►

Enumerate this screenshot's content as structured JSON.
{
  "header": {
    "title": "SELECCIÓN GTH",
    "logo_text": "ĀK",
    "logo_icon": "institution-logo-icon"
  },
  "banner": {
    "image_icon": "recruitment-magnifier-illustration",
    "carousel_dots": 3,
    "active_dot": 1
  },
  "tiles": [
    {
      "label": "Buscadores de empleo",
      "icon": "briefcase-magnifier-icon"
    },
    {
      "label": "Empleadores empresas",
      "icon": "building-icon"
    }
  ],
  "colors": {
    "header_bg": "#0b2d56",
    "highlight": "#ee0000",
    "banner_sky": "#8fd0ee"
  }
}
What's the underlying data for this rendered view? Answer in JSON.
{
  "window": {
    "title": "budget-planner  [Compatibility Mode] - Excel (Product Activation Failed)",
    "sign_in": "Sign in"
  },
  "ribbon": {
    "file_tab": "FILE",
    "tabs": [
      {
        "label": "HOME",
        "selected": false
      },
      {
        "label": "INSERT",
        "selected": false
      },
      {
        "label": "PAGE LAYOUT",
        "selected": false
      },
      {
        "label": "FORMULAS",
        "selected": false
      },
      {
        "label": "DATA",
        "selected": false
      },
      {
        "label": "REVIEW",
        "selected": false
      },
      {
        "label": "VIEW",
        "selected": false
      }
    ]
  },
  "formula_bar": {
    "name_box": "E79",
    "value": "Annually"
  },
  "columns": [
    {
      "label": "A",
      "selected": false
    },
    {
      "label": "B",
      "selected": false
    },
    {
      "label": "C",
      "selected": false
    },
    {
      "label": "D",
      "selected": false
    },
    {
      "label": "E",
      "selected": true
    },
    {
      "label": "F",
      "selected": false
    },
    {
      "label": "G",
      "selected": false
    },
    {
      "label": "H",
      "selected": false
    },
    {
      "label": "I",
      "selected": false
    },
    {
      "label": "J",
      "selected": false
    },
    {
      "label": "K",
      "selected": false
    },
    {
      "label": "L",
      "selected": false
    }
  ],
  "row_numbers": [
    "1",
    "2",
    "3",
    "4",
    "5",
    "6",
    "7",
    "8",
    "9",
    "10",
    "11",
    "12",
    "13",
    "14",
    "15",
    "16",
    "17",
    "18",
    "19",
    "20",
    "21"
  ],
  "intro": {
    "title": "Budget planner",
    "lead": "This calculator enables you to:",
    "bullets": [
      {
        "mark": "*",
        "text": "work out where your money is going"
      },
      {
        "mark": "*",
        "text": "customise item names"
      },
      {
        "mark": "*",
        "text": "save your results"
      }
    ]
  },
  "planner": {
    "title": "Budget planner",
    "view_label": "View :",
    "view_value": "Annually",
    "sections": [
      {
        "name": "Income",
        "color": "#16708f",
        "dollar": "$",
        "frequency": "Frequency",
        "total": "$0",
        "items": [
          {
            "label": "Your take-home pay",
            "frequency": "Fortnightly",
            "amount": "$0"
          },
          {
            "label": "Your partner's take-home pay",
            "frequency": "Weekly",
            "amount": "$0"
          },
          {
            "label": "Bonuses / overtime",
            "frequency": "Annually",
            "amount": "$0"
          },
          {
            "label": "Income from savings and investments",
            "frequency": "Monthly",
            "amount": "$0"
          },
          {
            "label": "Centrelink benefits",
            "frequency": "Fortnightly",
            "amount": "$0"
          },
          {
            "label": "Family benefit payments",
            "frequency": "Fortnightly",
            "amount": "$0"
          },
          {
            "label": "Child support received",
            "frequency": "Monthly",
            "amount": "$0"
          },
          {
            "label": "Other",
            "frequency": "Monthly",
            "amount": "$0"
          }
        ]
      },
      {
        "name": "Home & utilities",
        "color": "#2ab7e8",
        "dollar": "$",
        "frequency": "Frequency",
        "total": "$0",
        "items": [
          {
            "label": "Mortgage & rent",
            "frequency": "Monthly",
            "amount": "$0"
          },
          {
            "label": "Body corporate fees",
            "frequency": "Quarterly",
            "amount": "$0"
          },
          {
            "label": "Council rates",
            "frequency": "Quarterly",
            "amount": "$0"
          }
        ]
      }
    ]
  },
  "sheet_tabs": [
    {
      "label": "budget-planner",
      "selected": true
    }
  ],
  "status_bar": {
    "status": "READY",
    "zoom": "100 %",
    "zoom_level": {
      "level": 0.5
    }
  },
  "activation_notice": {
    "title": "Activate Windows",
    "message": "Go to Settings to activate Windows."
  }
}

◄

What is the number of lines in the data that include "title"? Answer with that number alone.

Answer for the task
5